Tobacco (Nicotiana tabacum), the cultivated South American intoxicant, growing as a fence weed in one of Collingwood’s mixed use streets.
Experimentation with the cultivation of Tobacco began in NSW from the earliest days of the colony, and a certain amount was likely grown in Victoria informally for sheep washes from the earliest squatter days. By the 1860s, increasingly organised production was fuelled first by the gold rush and then by the U.S. Civil War, which disrupted access to production centred in the American south. The introduction of new American flue-cured varieties (which responded well to colouring and drying in a heated kiln) in the 1930s improved the value of the Australian crop, but the price and crop area were supported in the 20th century by national and state policies. Most prominent was the Local Leaf Content requirement, which required products to contain a set quantity of Australian tobacco, starting at 7.5% in the 1950s and reaching 57% in 1977.
Although initially feeding a vibrant artisanal sector of small cigar and cigarette manufacturers, by the mid-twentieth century, modern machinery, marketing and capitalisation drove consolidation into a few international players. These companies would ultimately succeed in lobbying for the repeal of Australian content requirements on the basis of the high cost and low quality of the domestic crop; at the same time, public health policy was turning against the product altogether. In 2006 the last excise licenses were bought out by the Commonwealth government, effectively ending the legal production of tobacco in Australia.

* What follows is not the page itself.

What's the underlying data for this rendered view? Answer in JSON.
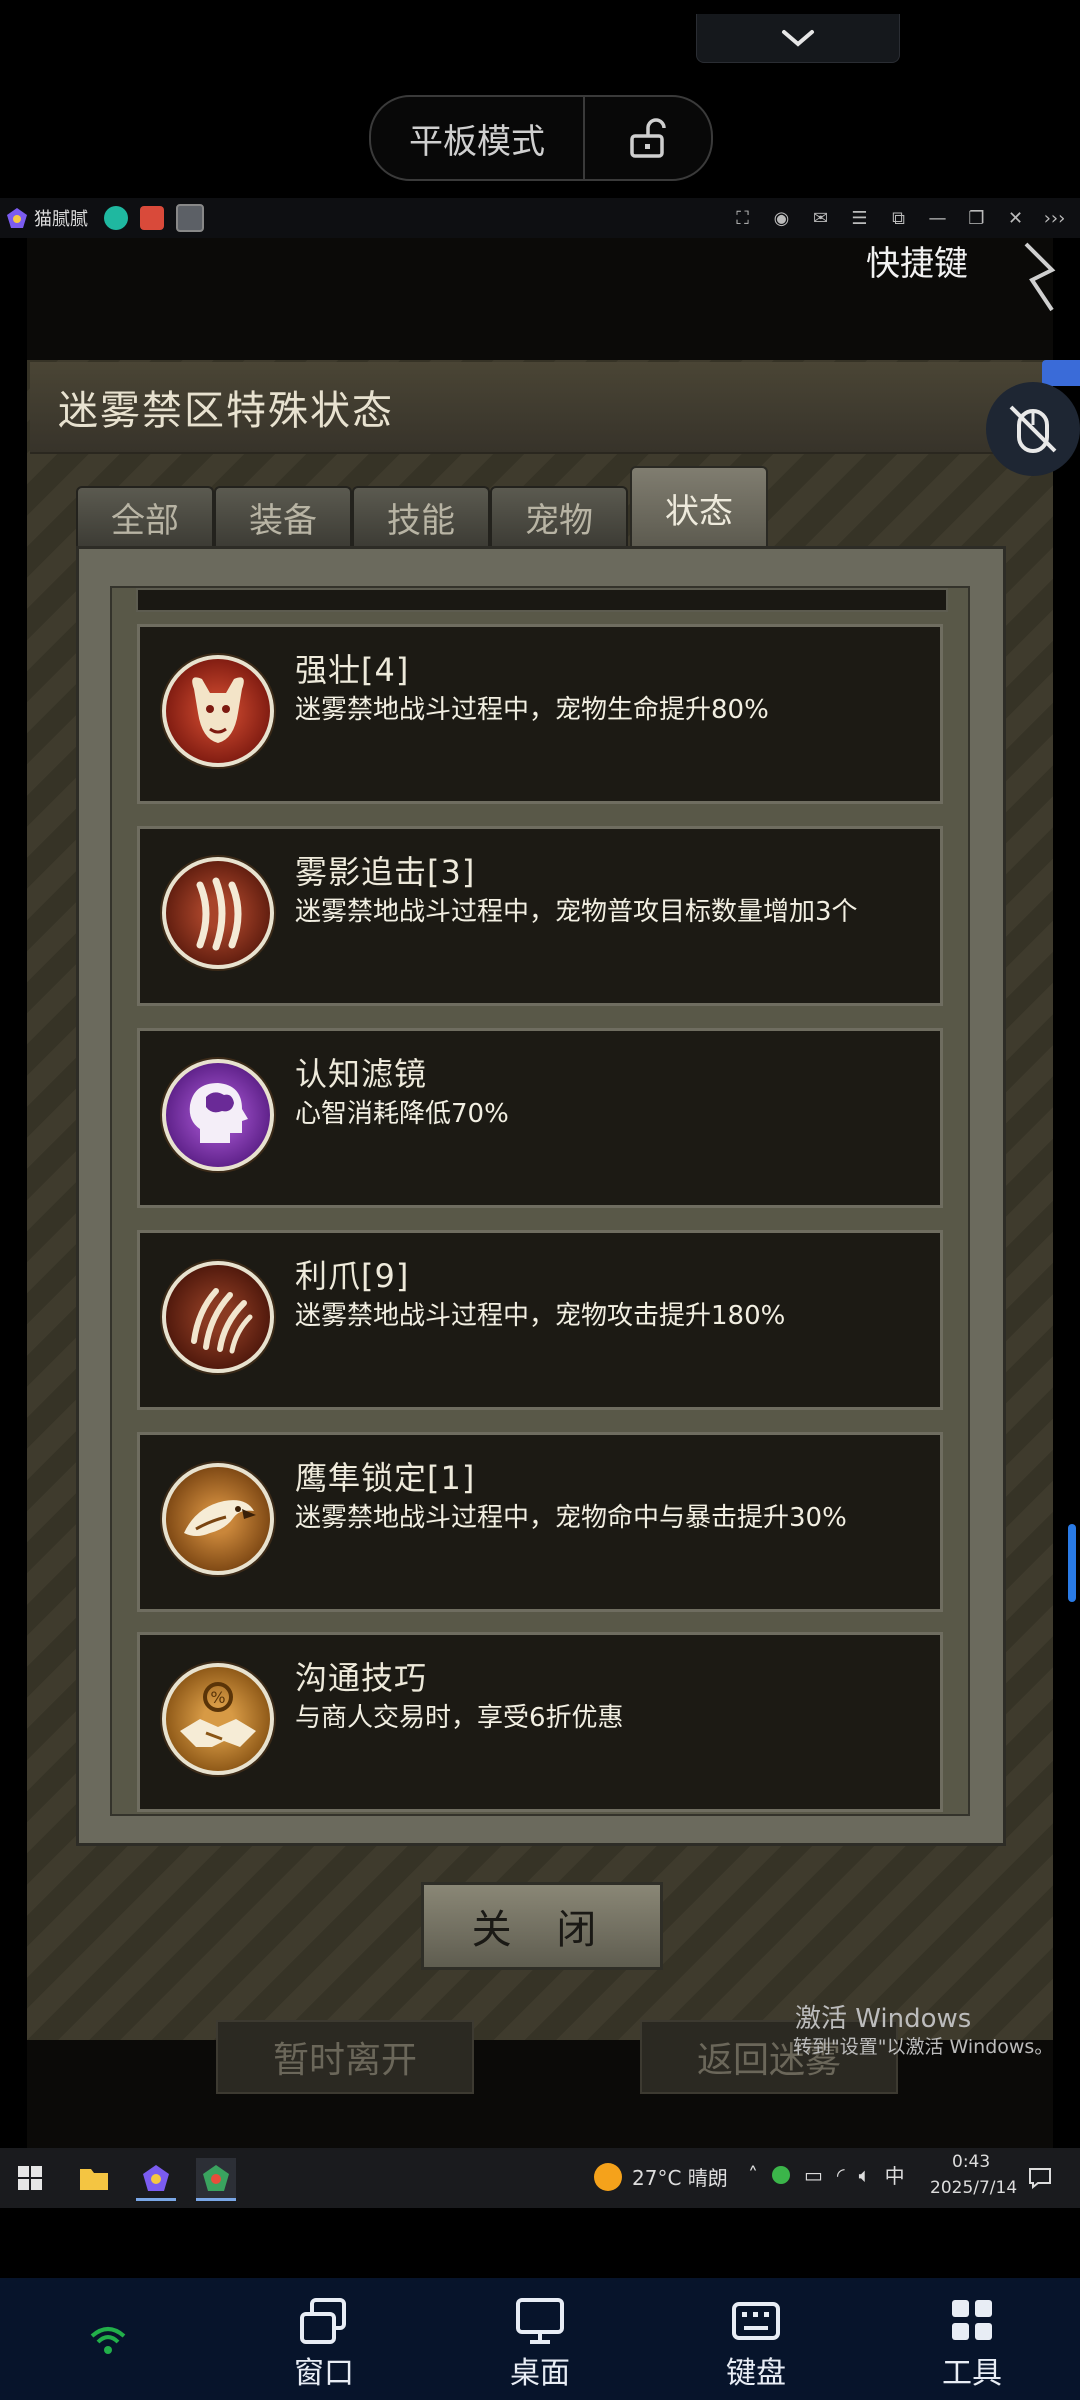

The plant endures in Melbourne. Described in Vicflora as ‘infrequently recorded… from vacant lots and weed infested land bordering residencies’, it is sparingly but nonetheless established. An annual bred to put its resources into leaf production, tobacco is poorly adapted to the weed lifestyle, sticks out like a sore thumb, and is easily controlled by slashing, pulling or herbicide application long before it reaches maturity. Yet here it is.